Down to the last line, print the entries below exactly, and keep every picture out of the copy.

*** EXERCISE INPUTS ***

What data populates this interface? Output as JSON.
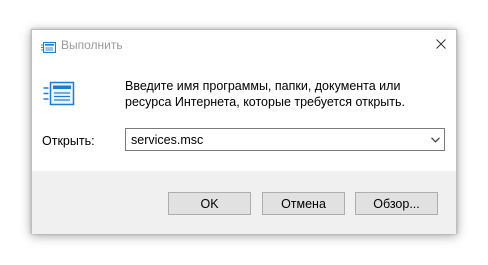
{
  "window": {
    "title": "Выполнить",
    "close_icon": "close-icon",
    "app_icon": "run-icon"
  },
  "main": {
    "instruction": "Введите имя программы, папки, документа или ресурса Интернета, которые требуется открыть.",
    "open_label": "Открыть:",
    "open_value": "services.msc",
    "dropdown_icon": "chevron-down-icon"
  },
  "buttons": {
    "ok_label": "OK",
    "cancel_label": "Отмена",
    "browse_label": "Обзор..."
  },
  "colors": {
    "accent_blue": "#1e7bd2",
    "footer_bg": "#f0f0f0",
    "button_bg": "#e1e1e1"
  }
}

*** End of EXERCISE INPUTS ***

FINAL ANSWER>
What data populates this interface? Output as JSON.
{
  "window": {
    "title": "Выполнить",
    "close_icon": "close-icon",
    "app_icon": "run-icon"
  },
  "main": {
    "instruction": "Введите имя программы, папки, документа или ресурса Интернета, которые требуется открыть.",
    "open_label": "Открыть:",
    "open_value": "services.msc",
    "dropdown_icon": "chevron-down-icon"
  },
  "buttons": {
    "ok_label": "OK",
    "cancel_label": "Отмена",
    "browse_label": "Обзор..."
  },
  "colors": {
    "accent_blue": "#1e7bd2",
    "footer_bg": "#f0f0f0",
    "button_bg": "#e1e1e1"
  }
}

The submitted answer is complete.